Avocados from Peru and Giant Food partner to extend helping hand during time of need
Residents in need in the Washington, DC, region will have a chance to stock their pantries with a healthy superfood later this month courtesy of Avocados from Peru and Giant Food.
Giant Food is teaming with the Peruvian Avocado Commission, the Washington, DC-based organization charged with promoting avocados from that South American origin, to donate a container of Avocados from Peru to the Capital Area Food Bank in Northeast Washington, DC, and the Maryland Food Bank in Baltimore. The donation will take place July 31 on National Avocado Day.
While other commodity groups have worked with food banks across the country to facilitate donations to those in need, few have matched the scale of this effort, according to Xavier Equihua, president and CEO of PAC.
“A container load is 40,000 pounds, or up to 120,000 pieces of fruit,” said Equihua. “This is by far the largest one-time donation of this type by the avocado category.”
Equihua said he considers it a privilege to partner with Giant Food, which has 163 supermarkets in Virginia, Maryland, Delaware and Washington, DC, to help area residents during this unprecedented time.
“We are eager to give back to the community,” he said. “Avocados are a healthy comfort food, and this gives us an opportunity to show that the avocado industry cares.
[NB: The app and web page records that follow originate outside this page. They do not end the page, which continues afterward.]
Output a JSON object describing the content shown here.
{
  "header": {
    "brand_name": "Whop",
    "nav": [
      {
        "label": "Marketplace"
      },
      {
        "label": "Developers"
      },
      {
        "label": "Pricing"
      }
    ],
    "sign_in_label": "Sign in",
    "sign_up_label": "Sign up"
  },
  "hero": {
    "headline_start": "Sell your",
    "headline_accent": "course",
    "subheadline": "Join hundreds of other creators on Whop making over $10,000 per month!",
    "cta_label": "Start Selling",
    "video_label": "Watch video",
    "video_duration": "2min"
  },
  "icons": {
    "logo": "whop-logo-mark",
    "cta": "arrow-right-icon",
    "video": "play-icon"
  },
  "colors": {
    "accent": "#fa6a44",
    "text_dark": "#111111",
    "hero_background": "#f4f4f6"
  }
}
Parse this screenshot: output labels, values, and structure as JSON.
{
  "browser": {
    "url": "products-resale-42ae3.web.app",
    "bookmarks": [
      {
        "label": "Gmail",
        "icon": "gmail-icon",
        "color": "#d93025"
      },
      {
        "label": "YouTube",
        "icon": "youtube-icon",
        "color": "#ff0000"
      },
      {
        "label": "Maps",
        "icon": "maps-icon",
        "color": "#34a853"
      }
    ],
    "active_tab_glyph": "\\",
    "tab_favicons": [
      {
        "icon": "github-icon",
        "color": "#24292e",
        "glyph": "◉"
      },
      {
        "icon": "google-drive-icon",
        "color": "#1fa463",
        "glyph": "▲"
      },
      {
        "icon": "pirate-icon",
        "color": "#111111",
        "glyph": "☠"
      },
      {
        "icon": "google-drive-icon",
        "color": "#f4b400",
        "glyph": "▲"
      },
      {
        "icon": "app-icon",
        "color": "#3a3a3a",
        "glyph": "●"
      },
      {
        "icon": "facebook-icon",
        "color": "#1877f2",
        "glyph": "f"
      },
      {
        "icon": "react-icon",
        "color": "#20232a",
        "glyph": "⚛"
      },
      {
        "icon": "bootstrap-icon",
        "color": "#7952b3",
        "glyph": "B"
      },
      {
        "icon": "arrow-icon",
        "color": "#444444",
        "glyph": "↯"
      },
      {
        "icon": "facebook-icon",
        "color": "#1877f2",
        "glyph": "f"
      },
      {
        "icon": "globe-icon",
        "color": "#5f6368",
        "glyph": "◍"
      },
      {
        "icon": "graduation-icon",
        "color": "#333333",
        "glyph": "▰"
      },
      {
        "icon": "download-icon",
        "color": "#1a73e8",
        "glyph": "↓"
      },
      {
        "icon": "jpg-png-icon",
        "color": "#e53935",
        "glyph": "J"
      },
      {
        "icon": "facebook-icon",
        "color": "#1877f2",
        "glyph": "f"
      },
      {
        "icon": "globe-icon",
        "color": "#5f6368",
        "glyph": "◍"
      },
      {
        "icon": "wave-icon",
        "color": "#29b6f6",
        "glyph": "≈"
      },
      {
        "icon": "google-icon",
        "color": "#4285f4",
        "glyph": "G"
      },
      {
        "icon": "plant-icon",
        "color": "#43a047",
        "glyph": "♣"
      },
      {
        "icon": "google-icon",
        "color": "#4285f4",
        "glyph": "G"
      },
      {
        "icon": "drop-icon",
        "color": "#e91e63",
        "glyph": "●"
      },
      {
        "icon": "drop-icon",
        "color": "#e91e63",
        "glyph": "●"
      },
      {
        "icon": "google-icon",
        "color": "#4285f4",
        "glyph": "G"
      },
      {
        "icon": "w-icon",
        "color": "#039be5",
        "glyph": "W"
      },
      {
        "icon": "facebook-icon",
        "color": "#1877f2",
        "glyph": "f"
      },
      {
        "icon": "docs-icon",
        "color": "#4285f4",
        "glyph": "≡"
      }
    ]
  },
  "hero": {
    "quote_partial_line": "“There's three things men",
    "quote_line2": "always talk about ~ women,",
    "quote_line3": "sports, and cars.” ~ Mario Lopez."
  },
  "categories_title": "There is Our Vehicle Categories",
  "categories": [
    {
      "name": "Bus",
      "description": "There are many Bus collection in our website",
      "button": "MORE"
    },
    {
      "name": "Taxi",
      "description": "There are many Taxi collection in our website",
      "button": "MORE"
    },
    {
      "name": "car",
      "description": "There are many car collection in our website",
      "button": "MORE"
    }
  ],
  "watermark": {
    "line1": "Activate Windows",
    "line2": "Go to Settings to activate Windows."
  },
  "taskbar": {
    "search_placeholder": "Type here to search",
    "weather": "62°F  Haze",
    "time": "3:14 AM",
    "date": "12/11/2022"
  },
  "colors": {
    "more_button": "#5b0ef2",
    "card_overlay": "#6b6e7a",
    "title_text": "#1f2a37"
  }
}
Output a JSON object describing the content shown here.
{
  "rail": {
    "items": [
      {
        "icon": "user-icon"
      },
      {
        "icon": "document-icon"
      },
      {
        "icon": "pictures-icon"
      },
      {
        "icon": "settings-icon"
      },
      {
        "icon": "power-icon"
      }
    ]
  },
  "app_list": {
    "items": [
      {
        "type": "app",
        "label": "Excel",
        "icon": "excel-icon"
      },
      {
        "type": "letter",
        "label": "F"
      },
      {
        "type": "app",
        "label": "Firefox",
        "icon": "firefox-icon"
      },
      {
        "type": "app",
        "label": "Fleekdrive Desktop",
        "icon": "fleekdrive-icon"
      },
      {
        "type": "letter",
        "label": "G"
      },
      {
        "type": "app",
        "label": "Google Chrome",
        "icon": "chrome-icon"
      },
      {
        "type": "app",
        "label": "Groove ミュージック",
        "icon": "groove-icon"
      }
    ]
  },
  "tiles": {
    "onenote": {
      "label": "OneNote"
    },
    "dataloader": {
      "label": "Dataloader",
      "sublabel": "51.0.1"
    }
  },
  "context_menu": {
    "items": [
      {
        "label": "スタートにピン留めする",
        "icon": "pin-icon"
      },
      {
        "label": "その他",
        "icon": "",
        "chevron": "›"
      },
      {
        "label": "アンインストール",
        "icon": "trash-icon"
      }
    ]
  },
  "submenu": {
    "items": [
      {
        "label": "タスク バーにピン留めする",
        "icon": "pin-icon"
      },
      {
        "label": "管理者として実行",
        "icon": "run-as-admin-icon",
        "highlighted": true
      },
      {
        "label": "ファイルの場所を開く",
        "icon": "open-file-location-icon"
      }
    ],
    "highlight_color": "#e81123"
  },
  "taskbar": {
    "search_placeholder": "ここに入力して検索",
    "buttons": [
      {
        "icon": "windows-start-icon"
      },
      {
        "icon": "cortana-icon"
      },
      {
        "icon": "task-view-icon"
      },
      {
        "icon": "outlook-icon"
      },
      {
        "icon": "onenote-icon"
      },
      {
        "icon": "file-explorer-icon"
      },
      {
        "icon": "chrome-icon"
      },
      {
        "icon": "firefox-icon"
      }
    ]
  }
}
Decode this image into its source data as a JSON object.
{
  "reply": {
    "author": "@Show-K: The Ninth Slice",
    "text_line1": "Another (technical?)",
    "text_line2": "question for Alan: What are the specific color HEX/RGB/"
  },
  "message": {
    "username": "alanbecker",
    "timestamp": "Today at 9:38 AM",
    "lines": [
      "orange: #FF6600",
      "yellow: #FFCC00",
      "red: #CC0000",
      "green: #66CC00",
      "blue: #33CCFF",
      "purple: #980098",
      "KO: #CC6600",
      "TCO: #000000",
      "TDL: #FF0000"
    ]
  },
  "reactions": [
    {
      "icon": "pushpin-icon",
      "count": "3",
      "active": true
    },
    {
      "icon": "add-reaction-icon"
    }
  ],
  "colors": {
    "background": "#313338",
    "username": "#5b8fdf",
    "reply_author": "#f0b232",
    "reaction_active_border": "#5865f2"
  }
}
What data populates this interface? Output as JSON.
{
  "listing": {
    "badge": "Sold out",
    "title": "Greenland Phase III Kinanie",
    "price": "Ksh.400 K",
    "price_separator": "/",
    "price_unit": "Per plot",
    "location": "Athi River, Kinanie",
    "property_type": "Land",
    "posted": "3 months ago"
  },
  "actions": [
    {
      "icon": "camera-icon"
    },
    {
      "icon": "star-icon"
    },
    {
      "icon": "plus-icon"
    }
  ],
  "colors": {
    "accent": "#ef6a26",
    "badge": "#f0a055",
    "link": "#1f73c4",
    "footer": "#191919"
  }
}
And the timing was perfect, since National Avocado Day is July 31 and Avocados from Peru are known as the Summer Avocado.”
Giant Food is equally excited about the partnership.
“Avocados are not only a versatile ingredient that can be used for anything from breakfast to sweet or savory dishes, they also make us feel good and are nutritionally dense, packed with vitamins, minerals and healthy mono-saturated fats,” said Lisa Coleman, director of healthy living at Giant Food. “We are excited to be able to provide this superfood as part of our ongoing efforts to make sure that all families in our community have access to healthy food options.”
“The current need for emergency food is unlike anything we’ve experienced in our 40-year history,” said Radha Muthia, president and CEO of the Capital Area Food Bank. “With the dramatic decline in retail donations that has occurred as a result of the pandemic, we’re so thankful to be receiving a truckload of healthy, easy-to-distribute food that is also culturally relevant for many of the people we serve. Avocados from Peru is making a big difference for many of the thousands of families in our region that are struggling to put meals on the table right now”
The Capital Area Food Bank delivery will feature one of the Peruvian Brothers’ famous food trucks from the popular Giuseppe and Mario Lanzone. Food bank staff will receive a delicious boxed meal made with Avocados from Peru. Social distancing will, of course, be maintained.
Equihua said the upcoming donation is already creating a buzz, with large media networks in Washington, DC, planning to cover the event.
“Even though Avocados from Peru is leading this effort, it will provide a boost for the entire avocado category, especially with the donation on National Avocado Day,” he said. “Similar to our other promotions, this one takes a macro approach to lifting the overall category, and not necessarily just Peru.”
Equihua said as of late July approximately 65 percent of the anticipated 190 million pounds have been shipped to the United States. Supplies will be available into early-October.
“It is shaping up to be a similar season as last year in terms of shipments,” said Equihua. “The pandemic has had no effect on shipments, which is somewhat surprising since the foodservice market has been decimated. People are still seeking them out due to their status as a healthy comfort food.”